The example features Alyssa Lareau, one of the lawyers highlighted in the Pajamas article. She came to Justice from the Washington Lawyers’ Committee for Civil Rights and Urban Affairs. She had also volunteered for the ABA’s Detention Standards Implementation Initiative, which attacked the Departments of Justice and Homeland Security for not providing sufficiently luxurious detention facilities for illegal aliens.
Flash forward to today. Lareau is one of the Division attorneys who filed a complaint against Erie County, New York, making numerous claims that prisoners in the local county jail were being deprived of constitutional rights.
Erie County decided to fight DOJ rather than just roll over, which is what too many local jurisdictions do even when they have not done anything wrong.
A person involved in the case told me that the SLS lawyers used a ruse to get access to inmates.
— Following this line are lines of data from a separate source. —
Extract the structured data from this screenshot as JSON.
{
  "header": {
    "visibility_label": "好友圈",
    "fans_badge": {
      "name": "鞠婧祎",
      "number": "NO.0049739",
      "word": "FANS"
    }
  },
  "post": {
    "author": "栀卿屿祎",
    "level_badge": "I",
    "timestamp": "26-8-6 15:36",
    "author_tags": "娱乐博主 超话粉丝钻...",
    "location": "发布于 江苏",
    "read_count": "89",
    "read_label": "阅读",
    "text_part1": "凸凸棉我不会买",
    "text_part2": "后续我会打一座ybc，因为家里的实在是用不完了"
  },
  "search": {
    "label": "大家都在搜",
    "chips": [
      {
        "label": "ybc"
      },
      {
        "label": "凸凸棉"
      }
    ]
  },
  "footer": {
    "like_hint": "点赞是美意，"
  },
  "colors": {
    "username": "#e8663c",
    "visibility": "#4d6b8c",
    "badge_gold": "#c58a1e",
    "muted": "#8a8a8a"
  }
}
They had U.S. Marshalls falsely claim that federal inmates being held at the Erie County jail were required to appear in court. In fact, they took the inmates to meet with SLS attorneys to interview them about the conditions at the jail.
All of these inmates have counselors of record, yet none was present at the SLS interviews. Indeed, none of the inmates knew the real reason why the Marshalls had removed them from jail until they arrived at the meeting with the SLS lawyers. Speaking to an individual who is represented by counsel without that counsel being present is a per se violation of the professional codes of conduct governing lawyers. That didn’t dissuade the SLS lawyers, however.
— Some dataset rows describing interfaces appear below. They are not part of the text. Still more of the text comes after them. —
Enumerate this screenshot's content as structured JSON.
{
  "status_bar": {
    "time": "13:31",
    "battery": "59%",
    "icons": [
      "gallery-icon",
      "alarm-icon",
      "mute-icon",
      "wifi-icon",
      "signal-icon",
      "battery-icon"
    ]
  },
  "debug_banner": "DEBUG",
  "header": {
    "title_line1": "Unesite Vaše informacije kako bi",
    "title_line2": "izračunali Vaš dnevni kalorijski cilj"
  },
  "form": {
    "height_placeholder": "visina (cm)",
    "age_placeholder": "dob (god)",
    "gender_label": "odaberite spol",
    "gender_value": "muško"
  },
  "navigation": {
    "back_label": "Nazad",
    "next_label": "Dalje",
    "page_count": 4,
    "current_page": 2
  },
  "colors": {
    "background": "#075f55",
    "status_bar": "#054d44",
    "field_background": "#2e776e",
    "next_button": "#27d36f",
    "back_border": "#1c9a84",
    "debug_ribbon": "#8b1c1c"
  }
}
Now the Buffalo News reports that Justice has agreed to settle the case and dismiss the lawsuit.
DOJ may have agreed to settle for reasons beyond the unethical behavior of its lawyers. The court had issued an order saying that Justice was “misreading” the applicable statute when it tried to claim the county could be found vicariously liable for conditions at the jail. “There is no support for this proposition in the statute or caselaw,” the court observed.
Erie County Executive Chris Collins hailed the settlement as a victory because “the county government will not have to implement expensive and unnecessary improvements in inmate care” that SLS had demanded in its lawsuit. The settlement agreement requires Erie County to inform the Justice Department of any improvements it makes in its prison facility, but the “Justice Department will not be able to reject or affect the changes,” Collins noted.
This is clearly a major loss for the Special Litigation Section. It would never enter an agreement giving DOJ no say-so over changes made in the county’s prison facilities unless the Department knew it could not prove its case in court.
As Collins told the Buffalo News, Justice “went to court and made serious allegations against Erie County, presenting them as fact. Now, after many months of discovery, the [Justice Department] could never provide proof to legitimize its allegations of civil rights violations.”
But then, that’s par for the course. The Special Litigation Section has a history of bringing unjustified, unwarranted, and frivolous claims. Considering its most recent hires, that record will probably just get worse.